Several Etrogim are commonly sold on the market that we can identify with certainty as genuine, authentic Etrogim, and not the product of grafting. One such Etrog is known as the "Hazon Ish Etrog." The Hazon Ish (Rav Yeshaya Karelitz, 1878-1953) planted an Etrog tree and would use those Etrogim for the Misva. It can be presumed that if the Hazon Ish used the fruit of this tree for the Misva, this tree was authentic and not from a grafted plant. Therefore, Rav Michel Yehuda Lefkowitz (1913-2011), a student of the Hazon Ish, took a seed from a fruit of this tree and planted it outside his home. The Etrogim from this tree were regarded as definitively authentic, as they were the products of the Hazon Ish’s Etrog tree. Subsequently, orchards of Etrogim were planted with the seeds of these fruits. Etrogim from these orchards are known as "Hazon Ish Etrogim" and are considered special due to their distinguished "ancestry" which allows us to be certain that they are authentic.

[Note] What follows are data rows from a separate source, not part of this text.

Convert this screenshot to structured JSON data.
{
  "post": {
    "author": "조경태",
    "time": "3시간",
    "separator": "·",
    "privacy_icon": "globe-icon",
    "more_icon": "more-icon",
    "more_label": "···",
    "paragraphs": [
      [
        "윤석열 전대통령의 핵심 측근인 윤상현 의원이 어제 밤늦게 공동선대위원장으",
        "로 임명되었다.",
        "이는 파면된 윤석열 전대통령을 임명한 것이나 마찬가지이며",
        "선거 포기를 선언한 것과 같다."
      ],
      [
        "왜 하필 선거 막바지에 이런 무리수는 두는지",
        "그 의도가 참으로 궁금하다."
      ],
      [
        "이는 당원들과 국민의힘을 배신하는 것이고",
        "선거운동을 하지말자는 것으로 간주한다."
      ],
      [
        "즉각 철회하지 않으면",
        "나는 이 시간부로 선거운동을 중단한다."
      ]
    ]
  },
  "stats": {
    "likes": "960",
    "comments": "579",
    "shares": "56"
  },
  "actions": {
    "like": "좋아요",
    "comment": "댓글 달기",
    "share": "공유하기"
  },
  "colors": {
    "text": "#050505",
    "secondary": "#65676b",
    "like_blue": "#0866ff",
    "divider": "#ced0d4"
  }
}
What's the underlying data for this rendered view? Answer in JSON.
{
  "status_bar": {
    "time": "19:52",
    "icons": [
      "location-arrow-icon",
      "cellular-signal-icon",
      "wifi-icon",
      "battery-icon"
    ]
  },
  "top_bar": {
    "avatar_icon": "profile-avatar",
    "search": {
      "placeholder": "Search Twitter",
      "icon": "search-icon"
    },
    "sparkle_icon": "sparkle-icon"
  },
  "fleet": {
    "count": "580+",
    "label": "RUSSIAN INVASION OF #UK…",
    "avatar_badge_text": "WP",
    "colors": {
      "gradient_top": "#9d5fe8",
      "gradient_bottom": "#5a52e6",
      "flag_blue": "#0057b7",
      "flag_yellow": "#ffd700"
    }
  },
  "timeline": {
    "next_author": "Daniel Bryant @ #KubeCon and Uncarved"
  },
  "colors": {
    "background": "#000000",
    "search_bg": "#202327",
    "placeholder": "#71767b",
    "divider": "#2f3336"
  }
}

The same can be said about Yemenite Etrogim. When the Jews of Yemen emigrated to Eretz Yisrael in the 1950s, they took Etrogim with them and planted them in Eretz Yisrael. The Yemenite Jews have a tradition confirming the authenticity of their Etrogim, and so Yemenite Etrogim are likewise considered special because of their definitive authentic status. Many Halachic authorities, including Hacham Ovadia Yosef, Hacham Bension Abba Shaul (Israel, 1923-1998) and the Brisker Rav (Rav Yitzhak Zev Soloveitchik, 1886-1959), praised these Etrogim because of their special status. Hacham Ovadia Yosef also praised Moroccan Etrogim, which were likewise known to be authentic, and which were used throughout the generations by many great Rabbis. Another type of Etrog which is known for its authenticity is the Yanover Etrogim, which come from Italy.
Additionally, special preference should be given to the Etrogim of Eretz Yisrael. Rav Yechiel Michel Epstein (Nevarduk, 1829-1908), in his Aruch Ha’shulhan (Orah Haim 648), elaborates on the importance of using an Etrog grown in Eretz Yisrael when such an Etrog is available. He writes that it would be a grave affront to our land if one has the option of using an Etrog from Eretz Yisrael but chooses instead to use an Etrog grown outside the land. This point is made by many other Halachic authorities, as well.
It must be emphasized that the special status of these groups of Etrogim is due solely to the fact that their authenticity can be assured. This certainly does not mean that every Hazon Ish Etrog or Yemenite Etrog is valid for use. There are many factors involved in determining the status of an Etrog, and thus regardless of which type of Etrog one purchases, it is advisable to show it to a competent Rabbi to confirm its validity. Furthermore, one should ensure to purchase his Etrog from a reliable source. Today, Arba Minim stands are set up like newspaper stands, and the people selling the Arba Minim are not experts or necessarily reliable. Just as one would not purchase jewels from some youngster selling them on the street, similarly, one should not purchase an Etrog – a precious commodity no less valuable than jewels – from just anyone who happens to be selling them.